Knittel, Christopher R., Douglas Miller, and Nicholas J. Sanders. 2016. “Caution, drivers! Children Present: Traffic, Pollution, and Infant Health.” Review of Economics and Statistics 98 (2), 350-366.
Reyes, Adriana and Marc Garcia. 2019. “Gender and Age of Migration Differences in Mortality among Older Mexican Americans.” The Journals of Gerontology: Series B.
This concentration area focuses on the impact of the social, legal, regulatory and economic environment on consumer and producer behavior. In recent years, PAM faculty and students have studied the effects of law on consumer well-being; the regulation of market information and product quality; the role of mass media and consumer choice; and the determinants of consumer behavior.
Recent faculty and student collaborations on regulatory and consumer policy topics (Ph.D. students in bold):

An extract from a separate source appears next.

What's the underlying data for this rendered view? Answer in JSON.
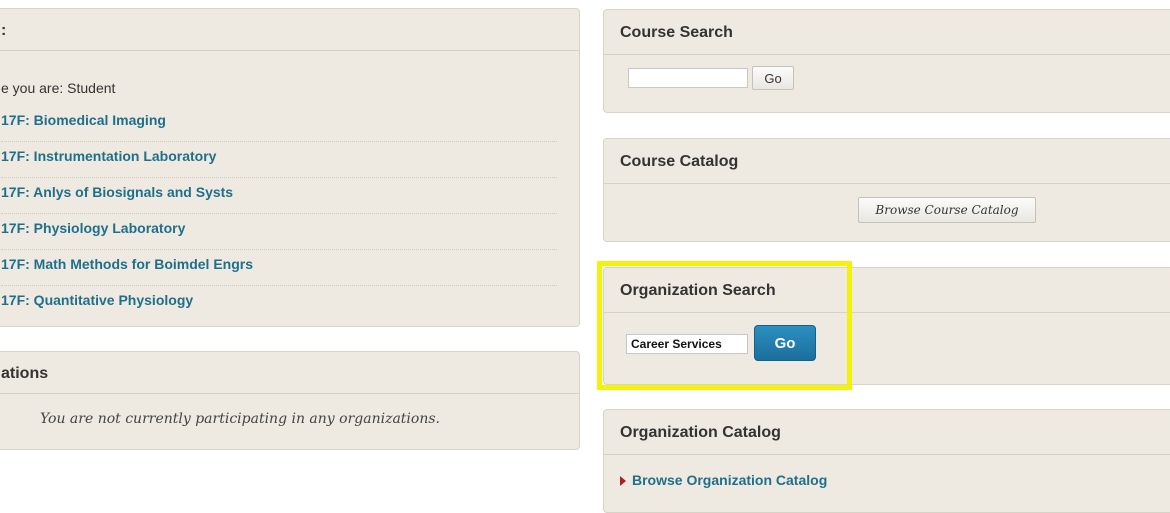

Jones, Lauren E., Cazilia Loibl, Sharon Tennyson. 2015. “Effects of Informational Nudges on Debt Repayment Behaviors.” Journal of Economic Psychology 51: 16-33.
Kenkel, Don, Alan Mathios, and Hua Wang. 2018. “Advertising and Health: A Case Study of Menthol Cigarette Advertising and Cigarette Demand.” American Journal of Health Economics 4 (3): 263–286.
Parkinson, Kristy, Joseph Price, Kosali Simon, and Sharon Tennyson. 2014. “The Influence of FDA Advisory Information and Black Box Warnings on Individual Use of Prescription Antidepressants.” Review of Economics of the Household 12 (4), 771-790.
Rouhani, Omid, R. Richard Geddes, H. Oliver Gao, Germa Bel. 2016. “Social Welfare Analysis of Investment Public–Private Partnership Approaches for Transportation Projects.” Transportation Research Part A: Policy and Practice 88, 86-103.
Skurka, C., Byrne, S., Davydova, J., Kemp, D., Greiner Safi, A., Avery, R., Dorf, M., Mathios, A., & Niederdeppe, J. (2018). Testing Competing Explanations for Graphic Warning Label Effects among Adult Smokers and Non-smoking Youth. Social Science and Medicine, 211, 294-303.